[App and web page records]
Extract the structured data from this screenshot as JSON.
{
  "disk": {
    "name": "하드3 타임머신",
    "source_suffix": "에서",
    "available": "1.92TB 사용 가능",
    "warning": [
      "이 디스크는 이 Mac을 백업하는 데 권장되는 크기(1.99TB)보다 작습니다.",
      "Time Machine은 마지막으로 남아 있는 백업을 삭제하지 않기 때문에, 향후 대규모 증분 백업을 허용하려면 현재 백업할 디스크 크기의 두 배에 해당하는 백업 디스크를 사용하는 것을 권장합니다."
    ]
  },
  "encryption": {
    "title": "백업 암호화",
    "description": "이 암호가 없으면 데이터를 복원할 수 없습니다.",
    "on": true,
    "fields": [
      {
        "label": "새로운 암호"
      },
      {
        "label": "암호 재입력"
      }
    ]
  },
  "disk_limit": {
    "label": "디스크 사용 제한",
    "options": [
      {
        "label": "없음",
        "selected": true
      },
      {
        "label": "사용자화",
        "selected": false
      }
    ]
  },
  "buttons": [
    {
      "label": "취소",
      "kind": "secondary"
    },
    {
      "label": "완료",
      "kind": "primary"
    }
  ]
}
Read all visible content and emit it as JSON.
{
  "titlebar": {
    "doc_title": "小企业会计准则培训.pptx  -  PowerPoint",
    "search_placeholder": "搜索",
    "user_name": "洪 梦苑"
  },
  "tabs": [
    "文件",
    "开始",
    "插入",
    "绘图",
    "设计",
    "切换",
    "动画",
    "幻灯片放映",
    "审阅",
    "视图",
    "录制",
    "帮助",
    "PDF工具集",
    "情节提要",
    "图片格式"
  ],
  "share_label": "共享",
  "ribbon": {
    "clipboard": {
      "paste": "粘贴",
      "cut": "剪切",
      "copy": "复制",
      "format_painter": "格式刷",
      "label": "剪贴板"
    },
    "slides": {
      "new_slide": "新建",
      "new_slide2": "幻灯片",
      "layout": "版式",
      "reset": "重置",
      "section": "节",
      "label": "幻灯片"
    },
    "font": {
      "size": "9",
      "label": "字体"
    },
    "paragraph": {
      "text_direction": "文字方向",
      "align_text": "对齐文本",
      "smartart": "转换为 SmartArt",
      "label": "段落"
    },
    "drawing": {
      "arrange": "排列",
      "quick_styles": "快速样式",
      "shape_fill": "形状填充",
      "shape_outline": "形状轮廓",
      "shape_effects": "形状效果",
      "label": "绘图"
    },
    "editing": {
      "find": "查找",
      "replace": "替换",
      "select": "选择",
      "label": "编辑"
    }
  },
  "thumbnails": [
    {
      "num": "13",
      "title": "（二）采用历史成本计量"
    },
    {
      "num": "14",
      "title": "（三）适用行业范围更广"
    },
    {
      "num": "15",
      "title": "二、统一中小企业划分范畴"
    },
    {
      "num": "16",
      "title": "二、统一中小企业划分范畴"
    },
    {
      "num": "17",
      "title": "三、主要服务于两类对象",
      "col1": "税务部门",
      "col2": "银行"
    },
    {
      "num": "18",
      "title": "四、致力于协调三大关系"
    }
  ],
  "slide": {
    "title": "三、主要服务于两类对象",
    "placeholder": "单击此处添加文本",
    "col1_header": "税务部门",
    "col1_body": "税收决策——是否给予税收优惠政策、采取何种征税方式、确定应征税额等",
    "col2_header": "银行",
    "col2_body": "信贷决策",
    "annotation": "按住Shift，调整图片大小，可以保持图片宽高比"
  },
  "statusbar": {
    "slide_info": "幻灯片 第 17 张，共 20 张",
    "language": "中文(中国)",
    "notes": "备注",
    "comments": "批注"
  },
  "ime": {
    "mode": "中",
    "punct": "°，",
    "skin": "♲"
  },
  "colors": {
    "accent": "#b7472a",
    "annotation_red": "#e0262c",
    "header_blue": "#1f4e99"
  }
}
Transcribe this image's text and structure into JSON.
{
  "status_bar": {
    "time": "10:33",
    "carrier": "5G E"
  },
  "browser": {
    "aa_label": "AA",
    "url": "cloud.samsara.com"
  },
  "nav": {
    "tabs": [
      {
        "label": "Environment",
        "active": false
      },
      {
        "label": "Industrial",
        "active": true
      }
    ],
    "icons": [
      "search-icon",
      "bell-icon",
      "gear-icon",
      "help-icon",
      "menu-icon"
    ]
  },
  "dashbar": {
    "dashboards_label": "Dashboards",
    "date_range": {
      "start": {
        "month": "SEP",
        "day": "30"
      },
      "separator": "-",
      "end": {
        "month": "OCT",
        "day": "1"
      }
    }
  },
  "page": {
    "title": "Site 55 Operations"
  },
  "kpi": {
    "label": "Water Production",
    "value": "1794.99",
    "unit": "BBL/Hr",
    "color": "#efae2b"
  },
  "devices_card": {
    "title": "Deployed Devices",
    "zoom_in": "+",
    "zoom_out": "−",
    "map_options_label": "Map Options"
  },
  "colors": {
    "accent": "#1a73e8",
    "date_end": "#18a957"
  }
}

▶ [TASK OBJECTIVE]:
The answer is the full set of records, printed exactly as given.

▶ [OUTPUT FOR THIS TASK]:
Extract the structured data from this screenshot as JSON.
{
  "disk": {
    "name": "하드3 타임머신",
    "source_suffix": "에서",
    "available": "1.92TB 사용 가능",
    "warning": [
      "이 디스크는 이 Mac을 백업하는 데 권장되는 크기(1.99TB)보다 작습니다.",
      "Time Machine은 마지막으로 남아 있는 백업을 삭제하지 않기 때문에, 향후 대규모 증분 백업을 허용하려면 현재 백업할 디스크 크기의 두 배에 해당하는 백업 디스크를 사용하는 것을 권장합니다."
    ]
  },
  "encryption": {
    "title": "백업 암호화",
    "description": "이 암호가 없으면 데이터를 복원할 수 없습니다.",
    "on": true,
    "fields": [
      {
        "label": "새로운 암호"
      },
      {
        "label": "암호 재입력"
      }
    ]
  },
  "disk_limit": {
    "label": "디스크 사용 제한",
    "options": [
      {
        "label": "없음",
        "selected": true
      },
      {
        "label": "사용자화",
        "selected": false
      }
    ]
  },
  "buttons": [
    {
      "label": "취소",
      "kind": "secondary"
    },
    {
      "label": "완료",
      "kind": "primary"
    }
  ]
}
Read all visible content and emit it as JSON.
{
  "titlebar": {
    "doc_title": "小企业会计准则培训.pptx  -  PowerPoint",
    "search_placeholder": "搜索",
    "user_name": "洪 梦苑"
  },
  "tabs": [
    "文件",
    "开始",
    "插入",
    "绘图",
    "设计",
    "切换",
    "动画",
    "幻灯片放映",
    "审阅",
    "视图",
    "录制",
    "帮助",
    "PDF工具集",
    "情节提要",
    "图片格式"
  ],
  "share_label": "共享",
  "ribbon": {
    "clipboard": {
      "paste": "粘贴",
      "cut": "剪切",
      "copy": "复制",
      "format_painter": "格式刷",
      "label": "剪贴板"
    },
    "slides": {
      "new_slide": "新建",
      "new_slide2": "幻灯片",
      "layout": "版式",
      "reset": "重置",
      "section": "节",
      "label": "幻灯片"
    },
    "font": {
      "size": "9",
      "label": "字体"
    },
    "paragraph": {
      "text_direction": "文字方向",
      "align_text": "对齐文本",
      "smartart": "转换为 SmartArt",
      "label": "段落"
    },
    "drawing": {
      "arrange": "排列",
      "quick_styles": "快速样式",
      "shape_fill": "形状填充",
      "shape_outline": "形状轮廓",
      "shape_effects": "形状效果",
      "label": "绘图"
    },
    "editing": {
      "find": "查找",
      "replace": "替换",
      "select": "选择",
      "label": "编辑"
    }
  },
  "thumbnails": [
    {
      "num": "13",
      "title": "（二）采用历史成本计量"
    },
    {
      "num": "14",
      "title": "（三）适用行业范围更广"
    },
    {
      "num": "15",
      "title": "二、统一中小企业划分范畴"
    },
    {
      "num": "16",
      "title": "二、统一中小企业划分范畴"
    },
    {
      "num": "17",
      "title": "三、主要服务于两类对象",
      "col1": "税务部门",
      "col2": "银行"
    },
    {
      "num": "18",
      "title": "四、致力于协调三大关系"
    }
  ],
  "slide": {
    "title": "三、主要服务于两类对象",
    "placeholder": "单击此处添加文本",
    "col1_header": "税务部门",
    "col1_body": "税收决策——是否给予税收优惠政策、采取何种征税方式、确定应征税额等",
    "col2_header": "银行",
    "col2_body": "信贷决策",
    "annotation": "按住Shift，调整图片大小，可以保持图片宽高比"
  },
  "statusbar": {
    "slide_info": "幻灯片 第 17 张，共 20 张",
    "language": "中文(中国)",
    "notes": "备注",
    "comments": "批注"
  },
  "ime": {
    "mode": "中",
    "punct": "°，",
    "skin": "♲"
  },
  "colors": {
    "accent": "#b7472a",
    "annotation_red": "#e0262c",
    "header_blue": "#1f4e99"
  }
}
Transcribe this image's text and structure into JSON.
{
  "status_bar": {
    "time": "10:33",
    "carrier": "5G E"
  },
  "browser": {
    "aa_label": "AA",
    "url": "cloud.samsara.com"
  },
  "nav": {
    "tabs": [
      {
        "label": "Environment",
        "active": false
      },
      {
        "label": "Industrial",
        "active": true
      }
    ],
    "icons": [
      "search-icon",
      "bell-icon",
      "gear-icon",
      "help-icon",
      "menu-icon"
    ]
  },
  "dashbar": {
    "dashboards_label": "Dashboards",
    "date_range": {
      "start": {
        "month": "SEP",
        "day": "30"
      },
      "separator": "-",
      "end": {
        "month": "OCT",
        "day": "1"
      }
    }
  },
  "page": {
    "title": "Site 55 Operations"
  },
  "kpi": {
    "label": "Water Production",
    "value": "1794.99",
    "unit": "BBL/Hr",
    "color": "#efae2b"
  },
  "devices_card": {
    "title": "Deployed Devices",
    "zoom_in": "+",
    "zoom_out": "−",
    "map_options_label": "Map Options"
  },
  "colors": {
    "accent": "#1a73e8",
    "date_end": "#18a957"
  }
}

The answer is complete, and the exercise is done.